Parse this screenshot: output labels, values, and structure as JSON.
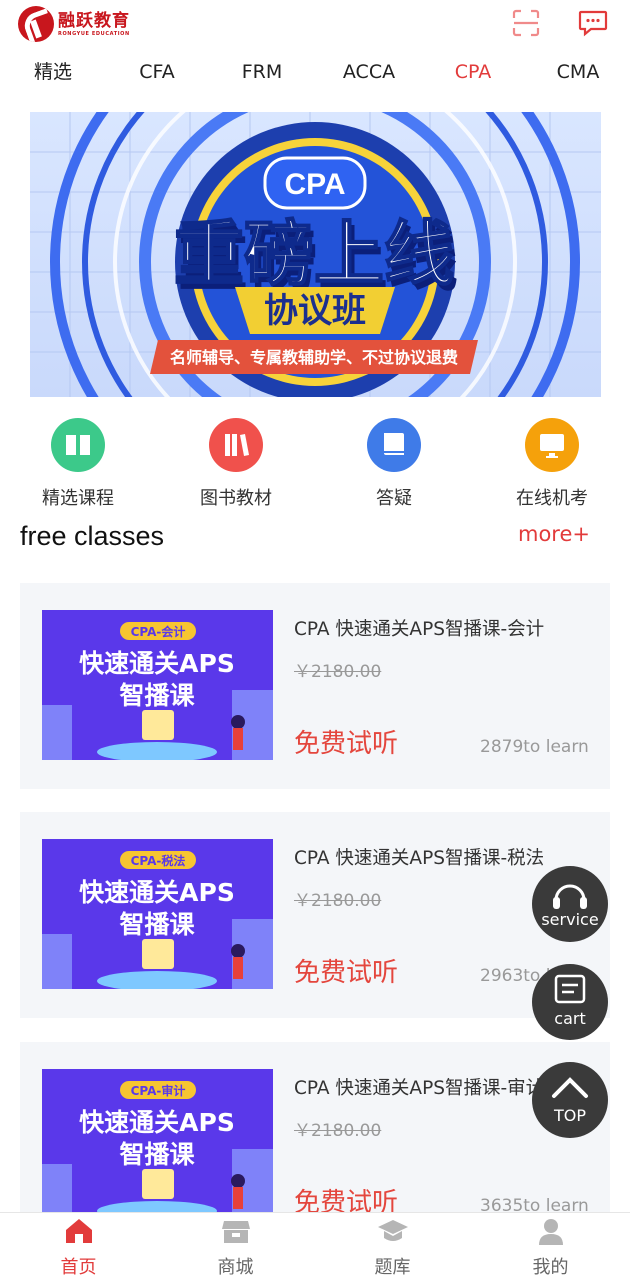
{
  "header": {
    "logo_cn": "融跃教育",
    "logo_en": "RONGYUE EDUCATION",
    "scan_icon": "scan-icon",
    "message_icon": "message-icon"
  },
  "tabs": [
    {
      "label": "精选",
      "active": false
    },
    {
      "label": "CFA",
      "active": false
    },
    {
      "label": "FRM",
      "active": false
    },
    {
      "label": "ACCA",
      "active": false
    },
    {
      "label": "CPA",
      "active": true
    },
    {
      "label": "CMA",
      "active": false
    }
  ],
  "banner": {
    "badge": "CPA",
    "headline": "重磅上线",
    "subheadline": "协议班",
    "ribbon": "名师辅导、专属教辅助学、不过协议退费"
  },
  "quicknav": [
    {
      "label": "精选课程",
      "icon": "book-open-icon",
      "color": "#3cc98a"
    },
    {
      "label": "图书教材",
      "icon": "books-icon",
      "color": "#f0514c"
    },
    {
      "label": "答疑",
      "icon": "book-icon",
      "color": "#3f7be8"
    },
    {
      "label": "在线机考",
      "icon": "monitor-icon",
      "color": "#f5a10b"
    }
  ],
  "section": {
    "title": "free classes",
    "more": "more+"
  },
  "courses": [
    {
      "tag": "CPA-会计",
      "thumb_line1": "快速通关APS",
      "thumb_line2": "智播课",
      "title": "CPA 快速通关APS智播课-会计",
      "price": "￥2180.00",
      "free": "免费试听",
      "count": "2879to learn"
    },
    {
      "tag": "CPA-税法",
      "thumb_line1": "快速通关APS",
      "thumb_line2": "智播课",
      "title": "CPA 快速通关APS智播课-税法",
      "price": "￥2180.00",
      "free": "免费试听",
      "count": "2963to learn"
    },
    {
      "tag": "CPA-审计",
      "thumb_line1": "快速通关APS",
      "thumb_line2": "智播课",
      "title": "CPA 快速通关APS智播课-审计",
      "price": "￥2180.00",
      "free": "免费试听",
      "count": "3635to learn"
    }
  ],
  "fabs": {
    "service": "service",
    "cart": "cart",
    "top": "TOP"
  },
  "bottomnav": [
    {
      "label": "首页",
      "icon": "home-icon",
      "active": true
    },
    {
      "label": "商城",
      "icon": "shop-icon",
      "active": false
    },
    {
      "label": "题库",
      "icon": "graduation-cap-icon",
      "active": false
    },
    {
      "label": "我的",
      "icon": "user-icon",
      "active": false
    }
  ],
  "colors": {
    "accent": "#e23b3b",
    "fab": "#3a3a3a",
    "card_bg": "#f4f6f9"
  }
}
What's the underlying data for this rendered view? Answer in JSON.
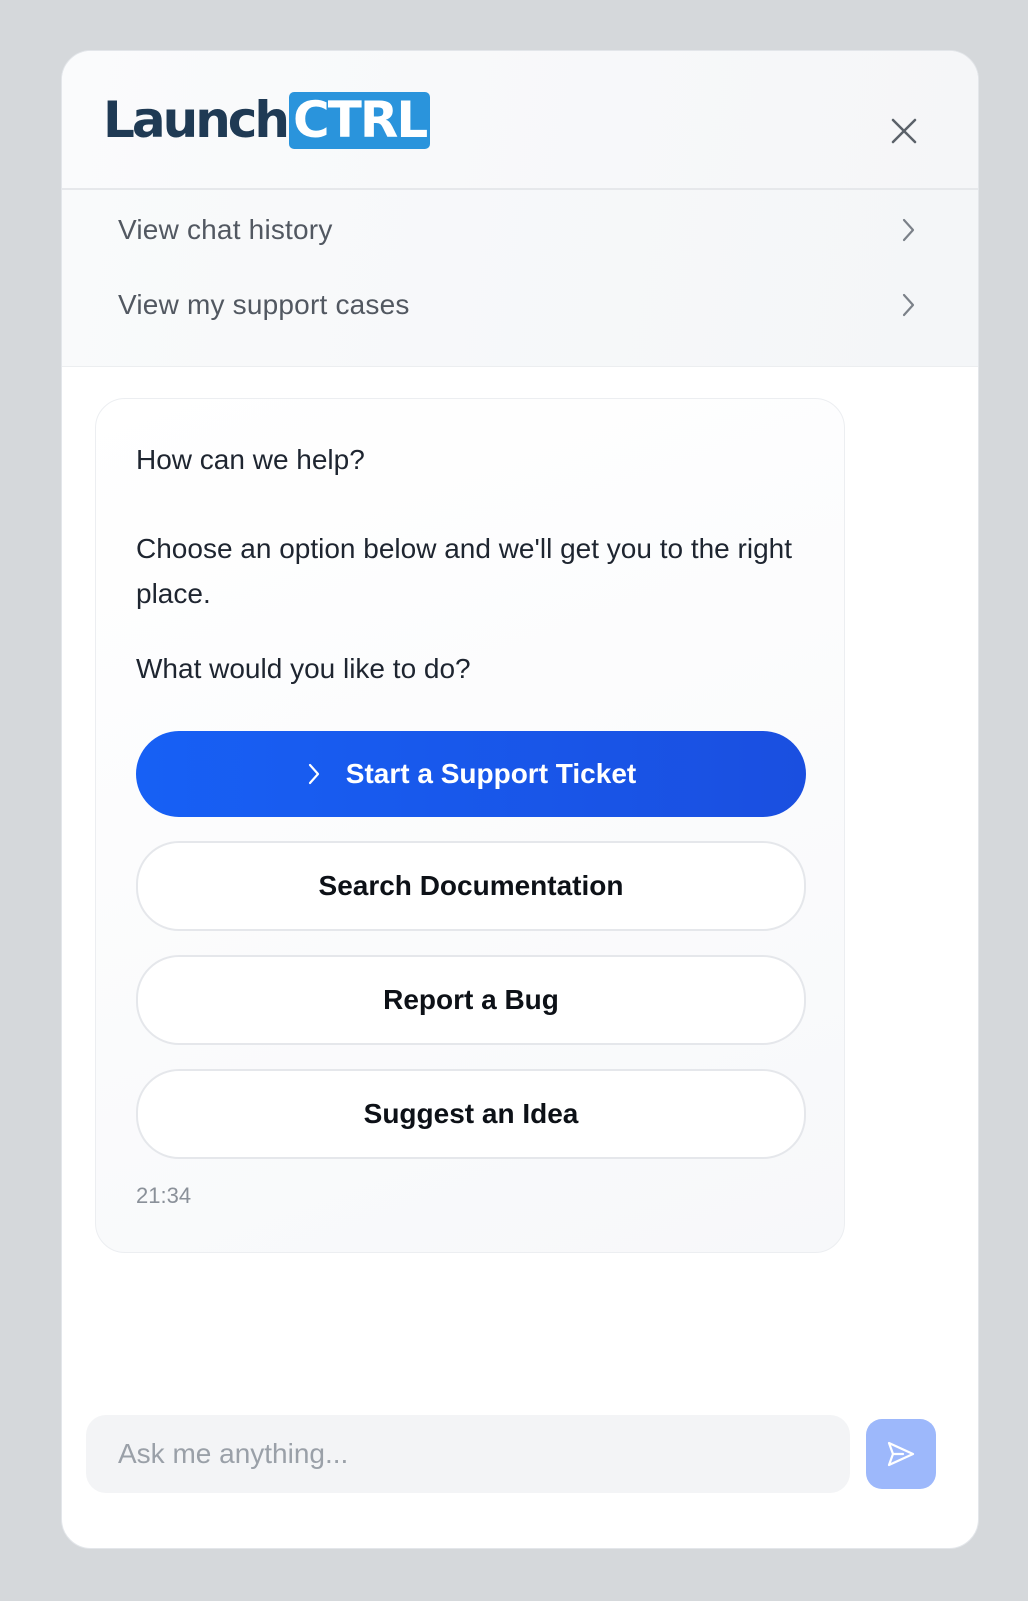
{
  "header": {
    "logo_word": "Launch",
    "logo_box": "CTRL",
    "close_icon": "close-icon"
  },
  "nav": {
    "items": [
      {
        "label": "View chat history",
        "icon": "chevron-right-icon"
      },
      {
        "label": "View my support cases",
        "icon": "chevron-right-icon"
      }
    ]
  },
  "message": {
    "heading": "How can we help?",
    "body": "Choose an option below and we'll get you to the right place.",
    "question": "What would you like to do?",
    "timestamp": "21:34"
  },
  "options": {
    "primary": {
      "label": "Start a Support Ticket",
      "icon": "chevron-right-icon"
    },
    "search_docs": "Search Documentation",
    "report_bug": "Report a Bug",
    "suggest_idea": "Suggest an Idea"
  },
  "composer": {
    "placeholder": "Ask me anything...",
    "value": "",
    "send_icon": "send-icon"
  },
  "colors": {
    "brand_dark": "#1f3a54",
    "brand_blue": "#2a94dc",
    "primary_button": "#1760f5",
    "send_button": "#9db8fb",
    "page_background": "#d5d8db"
  }
}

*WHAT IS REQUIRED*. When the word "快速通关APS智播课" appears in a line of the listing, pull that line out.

*THE COMPLETED TASK*.
      "title": "CPA 快速通关APS智播课-会计",
      "title": "CPA 快速通关APS智播课-税法",
      "title": "CPA 快速通关APS智播课-审计",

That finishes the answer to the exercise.